In theory, there are two reasons for this ‘rent premium’. First, workers may be more productive in skyscrapers. By clustering workers together, it’s easier to meet face to face. Skyscrapers also have their own restaurants, gyms and cafes – all of which help people meet, do business and exchange ideas, both within teams and between firms. Not surprisingly, the typical tenants in tall buildings are business service firms, for whom face to face contact and local knowledge spillovers are very important.

Second, managers may simply prefer the prestige of a landmark address – and even if it confers no direct productivity benefits, the landmark effects may bring clients in through the door, and help the firm hire from a bigger pool of talent.

Third, skyscrapers may offer astonishing views to its workers.

The researchers test these ideas with data for buildings in three Dutch cities, Amsterdam, Rotterdam and Utrecht (average height 29 metres). They’re able to control for a lot of other factors affecting rents, and make use of information on the local historic built fabric to identify the causal link from height to rent.
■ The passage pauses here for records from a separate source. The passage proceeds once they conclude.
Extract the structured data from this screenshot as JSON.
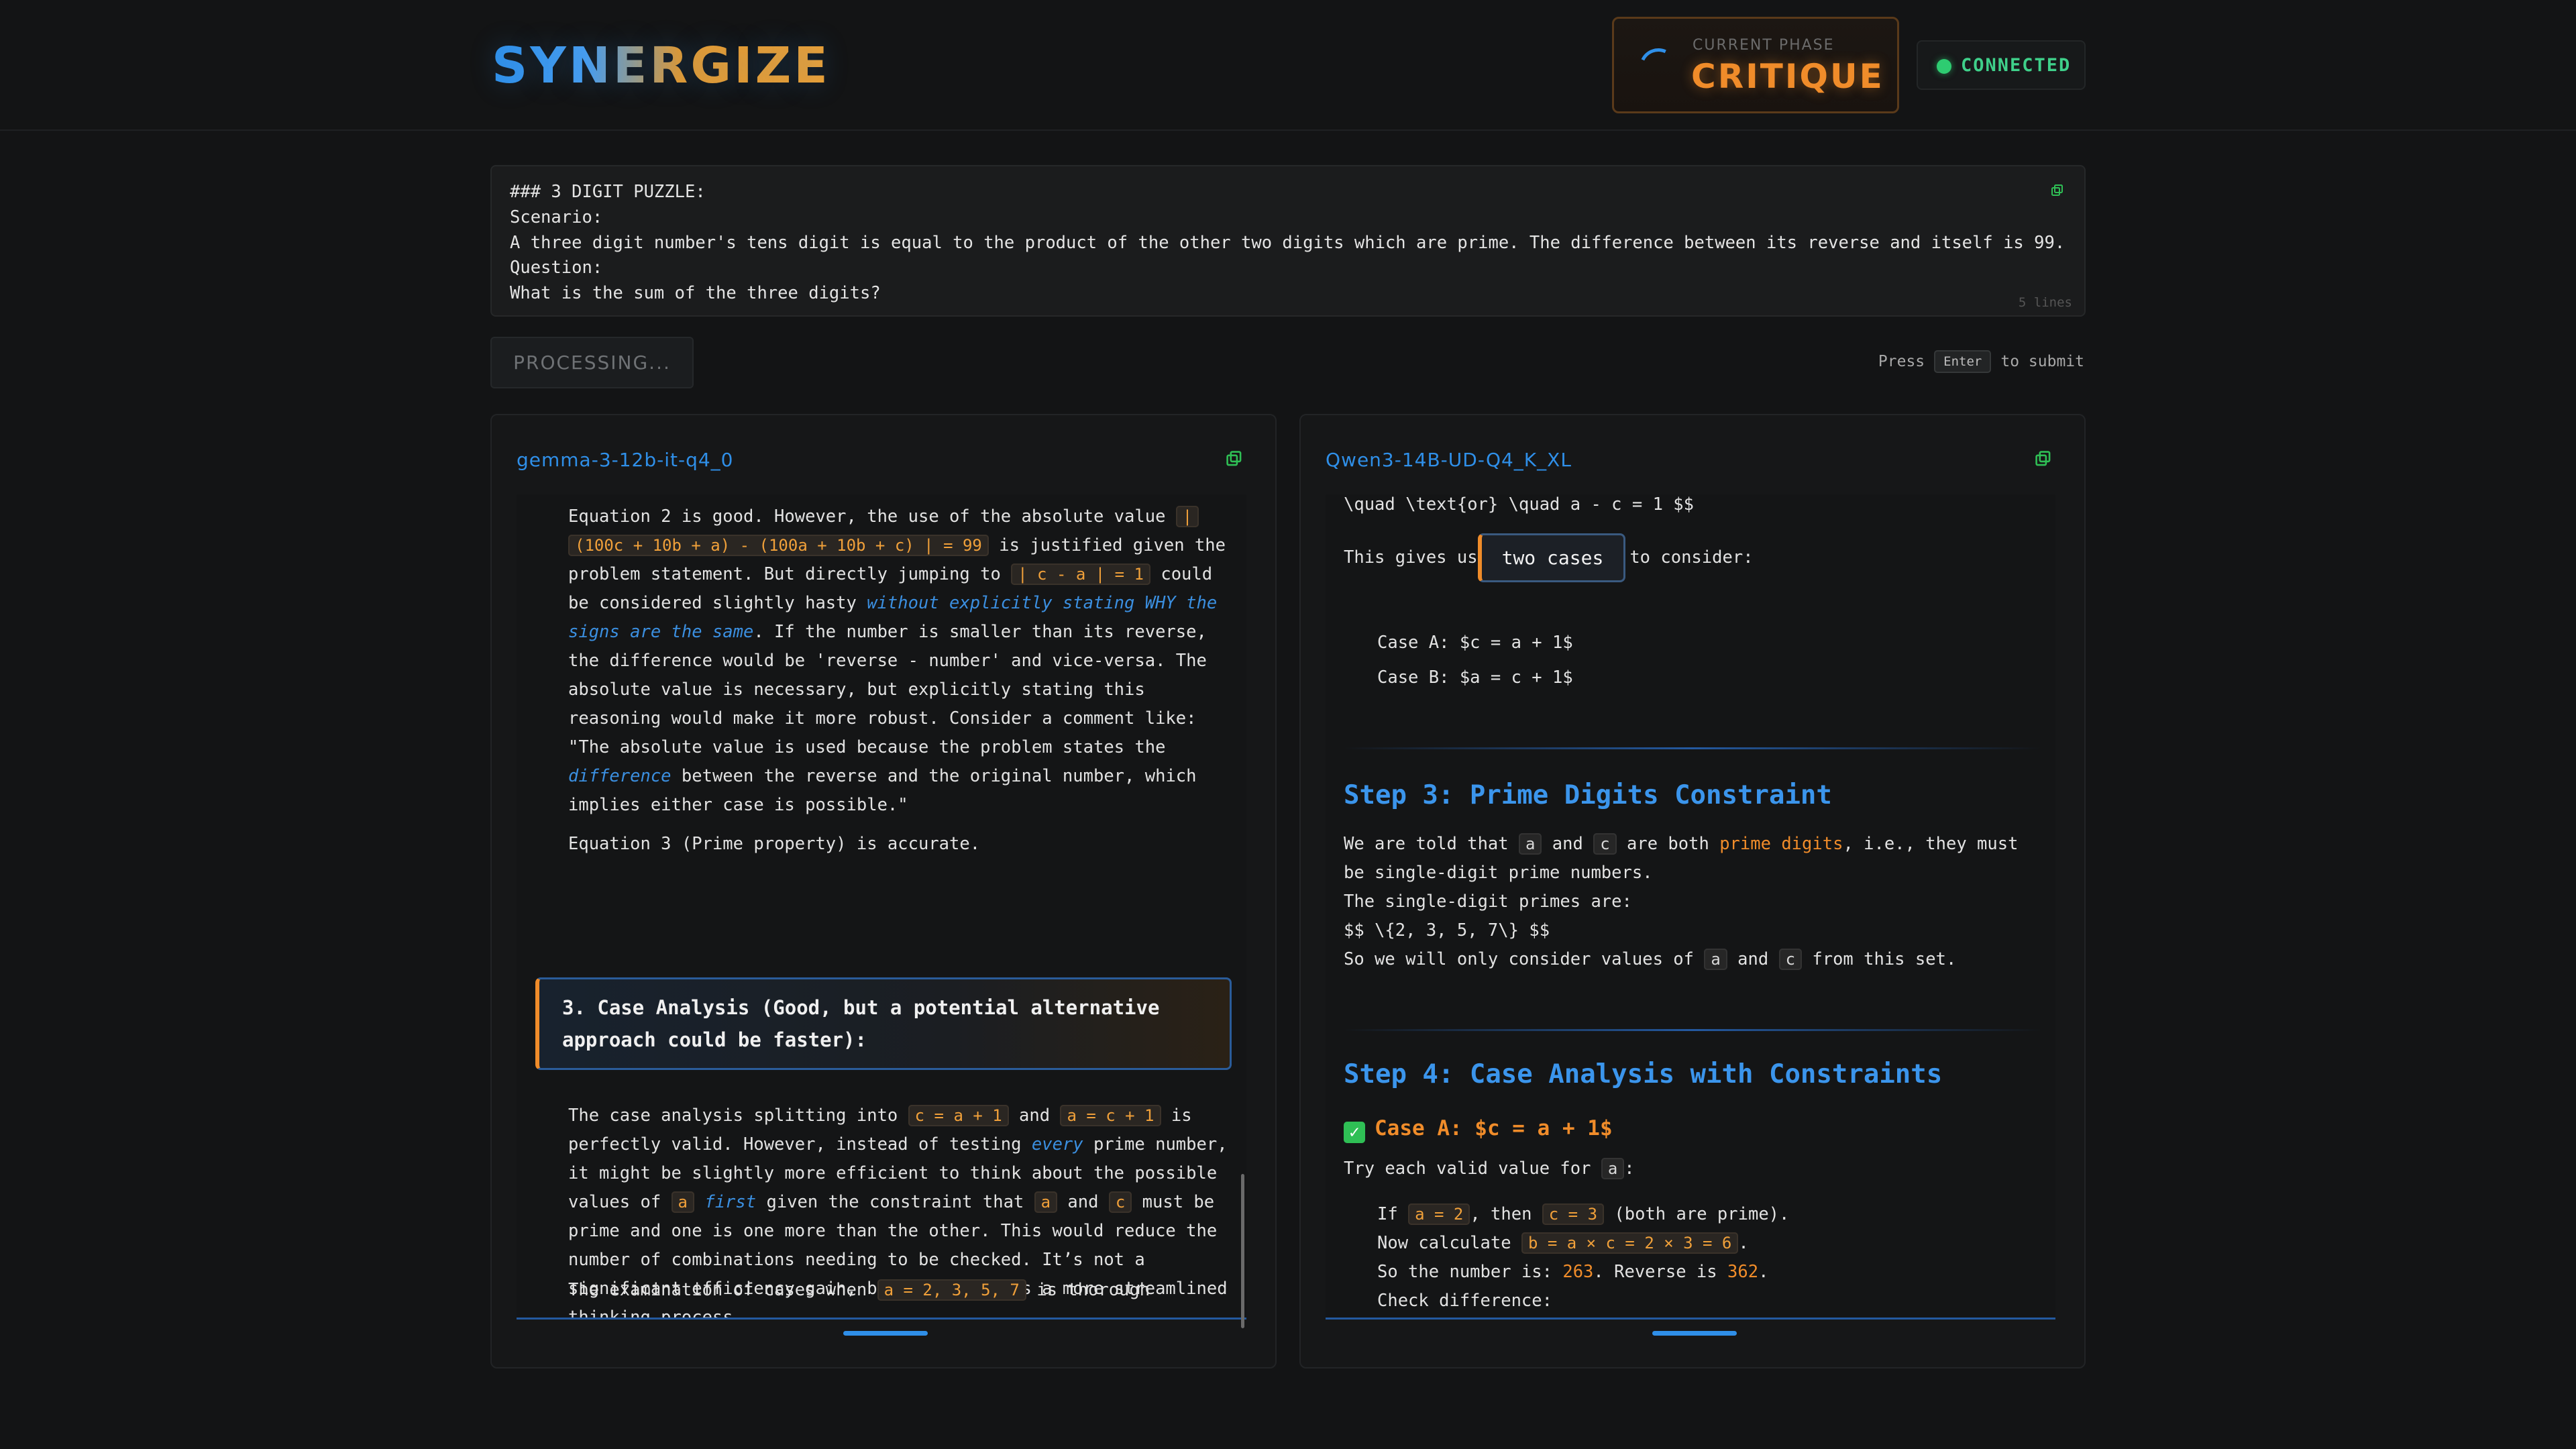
{
  "header": {
    "logo": "SYNERGIZE",
    "phase_label": "CURRENT PHASE",
    "phase_value": "CRITIQUE",
    "connection": "CONNECTED"
  },
  "prompt": {
    "text": "### 3 DIGIT PUZZLE:\nScenario:\nA three digit number's tens digit is equal to the product of the other two digits which are prime. The difference between its reverse and itself is 99.\nQuestion:\nWhat is the sum of the three digits?",
    "line_count": "5 lines"
  },
  "actions": {
    "processing": "PROCESSING...",
    "hint_pre": "Press",
    "hint_key": "Enter",
    "hint_post": "to submit"
  },
  "left_panel": {
    "model": "gemma-3-12b-it-q4_0",
    "para1": {
      "t1": "Equation 2 is good. However, the use of the absolute value ",
      "c1": "|",
      "c2": "(100c + 10b + a) - (100a + 10b + c) | = 99",
      "t2": " is justified given the",
      "t3": "problem statement. But directly jumping to ",
      "c3": "| c - a | = 1",
      "t4": " could",
      "t5": "be considered slightly hasty ",
      "em1": "without explicitly stating WHY the",
      "em2": "signs are the same",
      "t6": ". If the number is smaller than its reverse,",
      "t7": "the difference would be 'reverse - number' and vice-versa. The",
      "t8": "absolute value is necessary, but explicitly stating this",
      "t9": "reasoning would make it more robust. Consider a comment like:",
      "t10": "\"The absolute value is used because the problem states the",
      "em3": "difference",
      "t11": " between the reverse and the original number, which",
      "t12": "implies either case is possible.\""
    },
    "para2": "Equation 3 (Prime property) is accurate.",
    "section_title_1": "3. Case Analysis (Good, but a potential alternative",
    "section_title_2": "approach could be faster):",
    "para3": {
      "t1": "The case analysis splitting into ",
      "c1": "c = a + 1",
      "t2": " and ",
      "c2": "a = c + 1",
      "t3": " is",
      "t4": "perfectly valid. However, instead of testing ",
      "em1": "every",
      "t5": " prime number,",
      "t6": "it might be slightly more efficient to think about the possible",
      "t7": "values of ",
      "c3": "a",
      "em2": "first",
      "t8": " given the constraint that ",
      "c4": "a",
      "t9": " and ",
      "c5": "c",
      "t10": " must be",
      "t11": "prime and one is one more than the other. This would reduce the",
      "t12": "number of combinations needing to be checked. It’s not a",
      "t13": "significant efficiency gain, but it showcases a more streamlined",
      "t14": "thinking process."
    },
    "para4": {
      "t1": "The examination of cases when ",
      "c1": "a = 2, 3, 5, 7",
      "t2": " is thorough"
    }
  },
  "right_panel": {
    "model": "Qwen3-14B-UD-Q4_K_XL",
    "line1": "\\quad \\text{or} \\quad a - c = 1 $$",
    "gives_pre": "This gives us ",
    "gives_box": "two cases",
    "gives_post": " to consider:",
    "case_a": "Case A: $c = a + 1$",
    "case_b": "Case B: $a = c + 1$",
    "step3": {
      "title": "Step 3: Prime Digits Constraint",
      "t1": "We are told that ",
      "c1": "a",
      "t2": " and ",
      "c2": "c",
      "t3": " are both ",
      "hl": "prime digits",
      "t4": ", i.e., they must",
      "t5": "be single-digit prime numbers.",
      "t6": "The single-digit primes are:",
      "t7": "$$ \\{2, 3, 5, 7\\} $$",
      "t8": "So we will only consider values of ",
      "c3": "a",
      "t9": " and ",
      "c4": "c",
      "t10": " from this set."
    },
    "step4": {
      "title": "Step 4: Case Analysis with Constraints",
      "case_head": "Case A: $c = a + 1$",
      "try_pre": "Try each valid value for ",
      "try_code": "a",
      "try_post": ":",
      "if_pre": "If ",
      "if_c1": "a = 2",
      "if_mid": ", then ",
      "if_c2": "c = 3",
      "if_post": " (both are prime).",
      "now_pre": "Now calculate ",
      "now_code": "b = a × c = 2 × 3 = 6",
      "now_post": ".",
      "num_pre": "So the number is: ",
      "num_val": "263",
      "num_mid": ". Reverse is ",
      "rev_val": "362",
      "num_post": ".",
      "check": "Check difference:"
    }
  },
  "colors": {
    "accent_blue": "#2f8fe8",
    "accent_orange": "#f08c2a",
    "status_green": "#2ecc71",
    "background": "#131415"
  },
  "icons": {
    "copy": "copy-icon",
    "spinner": "spinner-icon",
    "status": "status-dot-icon",
    "check": "check-icon"
  }
}
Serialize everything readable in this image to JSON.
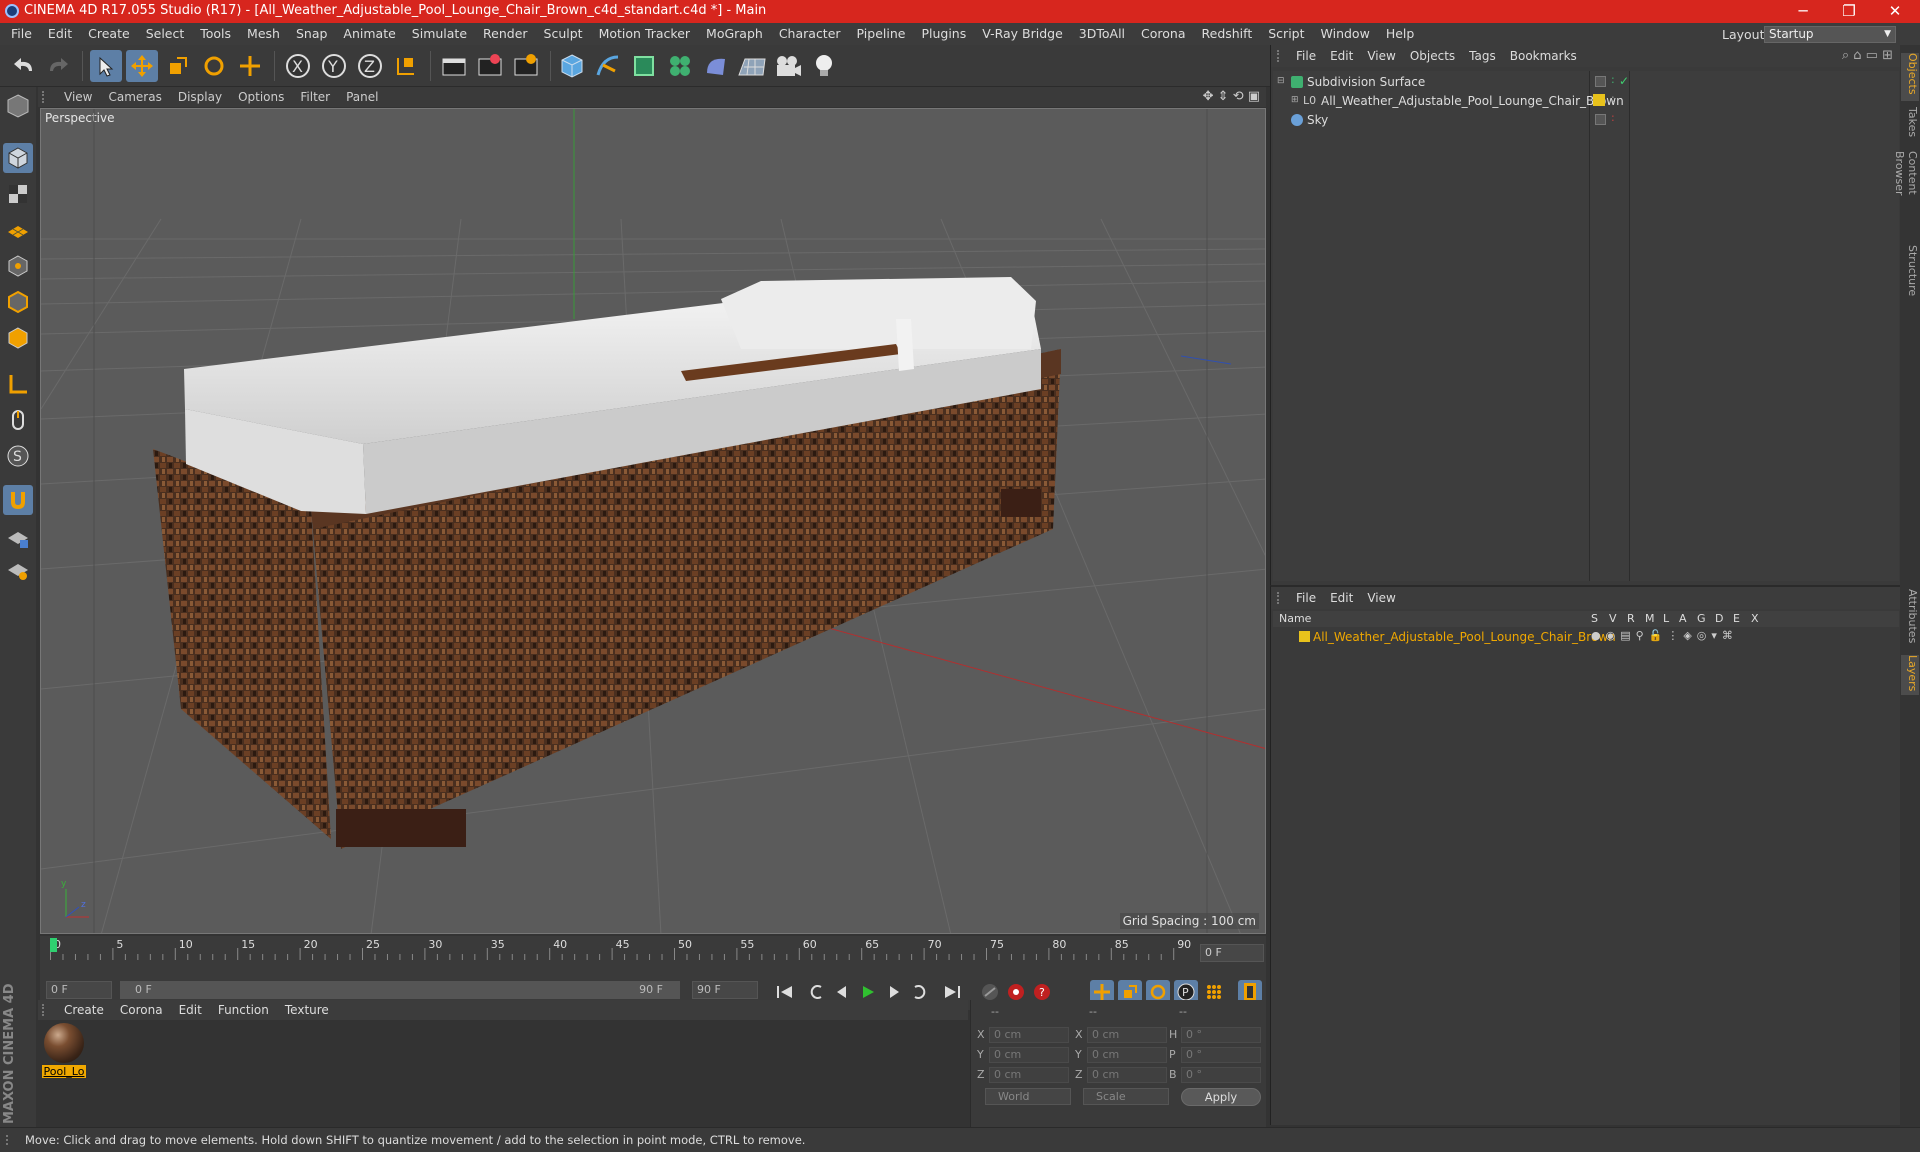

The results suggest that firms are willing to pay around four percent more to locate in a building that’s 10 metres taller. The 1% of buildings 100 metres or more are 40% more expensive than the 40% of buildings less than 20 metres high. There’s little effect for the majority of offices in between.

This non-linear relationship suggests that agglomeration benefits tend to diminish with height, but a landmark/view effect then kicks in for buildings 90 metres high or more. The researchers estimate this as 3-5.5% of rents for 140-meter skyscrapers. It it shown that it is unlikely that this effect is fully due to stunning views, implying that there is a landmark effect.

In turn, this may tell us something useful about skyscraper psychology and aesthetics. Ego-driven as they may be, developers like Donald Trump are providing tenants with something that helps them perform better, as well as look better. And from the developers’ point of view, maximum height restrictions – which are in effect in Holland – lead to the under-provision of skyscrapers. Of the dutch cities studied, Amsterdam has the highest ‘regulatory tax’ and – on an economic basis – would benefit from more tall buildings. Assessing whether the amenity and tourism benefits of the existing skyscape outweigh these height benefits is less straightforward, of course.

Click here for the published paper.